John Keadilan Borneo

Thats right En abdul farouk..

Every proposal from BN these days get crappier and s***tier… he he he

Pulling wooool over our eyes.

the only hope is a strong opposition in Parliament, or keep changing government everytime they become corrupted.

Malaysia yg di sayangi

Don’t bulls*** AAB,Independent ACA. It would be VERY disadvantage to BN,so would it happen?

Abdul Farouk

Invite the high court judge who was forced by Mahathir to resign to be the Chief of Anti-Corruption. The AG forced that judge to leave the judiciary because he made comments against a tycoon and then the tycoon went on Morocco holidays with the AG and his wife…sickening and immoral.
I am told by several friends that the said Judge was a successful Customs investigator and prosecutor and an Anti-Corruption analyst.
God Help Malaysia!

Andrew

It’s like asking the cat to look after the cat who’s looking after the milk.

sob... sob

We, Malaysians, are STUPIFIED by STUPID words of a STUPID Pee ‘Empt.
….

ghenjis khan

Promises promises … jam yesterday jam tomorrow but no jam today …. [ and we are not even talking about the traffic]

crumpets anybody?

elloh

Cheeeesh!!!

This fellow is still trying to pull the wool over our eyes! He must think we are stupid, even though we have proven otherwise in the GE12!!! He is not even good at double speak!

As the Western movies depict – This man speaks with a fork tongue!

tuabak

Andrew’s cat-cat-milk metaphor is 100% “correct, correct, correct” That sums up another of the numerous Pee Eem’s wayang which is only good at first sight. Just wait and see how independent is the ‘independent’ commission. “Reforms cannot be made quickly without really thinking about what needs to be done. You just can’t reform for the sake of reform. If the reforms are not effective, then they don’t mean anything,” he said. Of course, we all know that, stupid! What he is trying to say is “you people may not live to see any reforms…(dream on, malaysians..) don’t you see i’m… Read more »

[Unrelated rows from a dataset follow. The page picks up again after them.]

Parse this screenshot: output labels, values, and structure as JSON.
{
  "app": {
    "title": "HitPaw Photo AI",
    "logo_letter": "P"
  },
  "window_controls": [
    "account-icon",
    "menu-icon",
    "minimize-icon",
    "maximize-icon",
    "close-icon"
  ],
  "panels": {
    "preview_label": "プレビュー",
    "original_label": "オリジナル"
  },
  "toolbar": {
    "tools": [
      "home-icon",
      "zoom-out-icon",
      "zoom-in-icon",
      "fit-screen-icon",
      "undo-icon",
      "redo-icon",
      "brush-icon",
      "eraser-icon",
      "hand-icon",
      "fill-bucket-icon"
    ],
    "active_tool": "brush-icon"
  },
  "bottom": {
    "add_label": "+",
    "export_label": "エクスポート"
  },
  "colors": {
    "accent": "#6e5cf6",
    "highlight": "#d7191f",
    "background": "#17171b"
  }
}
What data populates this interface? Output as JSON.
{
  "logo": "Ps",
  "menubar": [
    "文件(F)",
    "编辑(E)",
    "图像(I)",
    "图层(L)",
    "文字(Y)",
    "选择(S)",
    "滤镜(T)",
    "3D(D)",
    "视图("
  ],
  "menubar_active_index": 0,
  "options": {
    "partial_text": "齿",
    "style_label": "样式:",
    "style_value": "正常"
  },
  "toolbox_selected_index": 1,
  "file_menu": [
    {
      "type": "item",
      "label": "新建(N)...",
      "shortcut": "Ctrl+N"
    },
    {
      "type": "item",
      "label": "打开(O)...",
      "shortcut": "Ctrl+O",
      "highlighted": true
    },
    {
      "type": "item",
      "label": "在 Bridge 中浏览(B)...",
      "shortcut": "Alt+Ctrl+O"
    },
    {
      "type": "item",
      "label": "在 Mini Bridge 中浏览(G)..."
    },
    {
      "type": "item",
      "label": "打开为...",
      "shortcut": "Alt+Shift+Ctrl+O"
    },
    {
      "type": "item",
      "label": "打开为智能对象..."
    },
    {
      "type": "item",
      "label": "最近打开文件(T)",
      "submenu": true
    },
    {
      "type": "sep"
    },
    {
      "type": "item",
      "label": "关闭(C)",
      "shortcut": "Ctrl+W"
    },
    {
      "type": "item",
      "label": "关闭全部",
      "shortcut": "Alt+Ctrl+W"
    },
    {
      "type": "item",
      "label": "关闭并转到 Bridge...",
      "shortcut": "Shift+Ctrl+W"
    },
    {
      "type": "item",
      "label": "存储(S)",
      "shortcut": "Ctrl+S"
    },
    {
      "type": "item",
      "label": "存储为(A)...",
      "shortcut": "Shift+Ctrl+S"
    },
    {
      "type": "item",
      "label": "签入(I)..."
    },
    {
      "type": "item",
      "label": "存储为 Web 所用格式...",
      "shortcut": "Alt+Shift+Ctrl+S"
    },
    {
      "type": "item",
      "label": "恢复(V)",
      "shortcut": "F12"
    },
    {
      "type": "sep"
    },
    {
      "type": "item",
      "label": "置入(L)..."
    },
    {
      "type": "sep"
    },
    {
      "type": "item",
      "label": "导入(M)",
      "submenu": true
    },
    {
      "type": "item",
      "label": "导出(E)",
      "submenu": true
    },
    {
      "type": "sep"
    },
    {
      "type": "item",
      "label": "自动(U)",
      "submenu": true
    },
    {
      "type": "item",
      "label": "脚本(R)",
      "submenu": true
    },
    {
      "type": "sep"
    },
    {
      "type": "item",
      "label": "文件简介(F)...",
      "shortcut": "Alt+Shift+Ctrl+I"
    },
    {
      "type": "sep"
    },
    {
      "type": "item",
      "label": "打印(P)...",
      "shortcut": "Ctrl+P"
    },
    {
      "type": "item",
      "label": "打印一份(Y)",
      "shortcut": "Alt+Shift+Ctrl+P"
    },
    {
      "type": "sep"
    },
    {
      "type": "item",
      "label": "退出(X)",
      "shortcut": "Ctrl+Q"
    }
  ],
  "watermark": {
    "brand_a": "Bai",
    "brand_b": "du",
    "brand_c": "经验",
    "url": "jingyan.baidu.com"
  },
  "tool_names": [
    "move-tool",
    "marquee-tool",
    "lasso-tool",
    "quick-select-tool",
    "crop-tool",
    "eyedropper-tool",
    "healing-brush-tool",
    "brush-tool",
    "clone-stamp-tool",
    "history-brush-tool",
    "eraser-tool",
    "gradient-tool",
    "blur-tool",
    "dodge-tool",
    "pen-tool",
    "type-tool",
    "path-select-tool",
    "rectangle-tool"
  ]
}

Anak Malaysia

Anil, watching the goings on in my homeland, I can say that I do not see any real change in the crap that comes out from Abdullah Badawi. An Independent ACA ? My a** !!!! As you correctly pointed out, the PM suffers from diarrhoea of the mouth and I must liken him tto what the Red Indians in USA of old say of the White settlers ” White Man (Replace that with PM) speaks with Forked Tongue. What the PM and the BN leadership fail to realise is the fact that Malaysians have had enough of the lies and… Read more »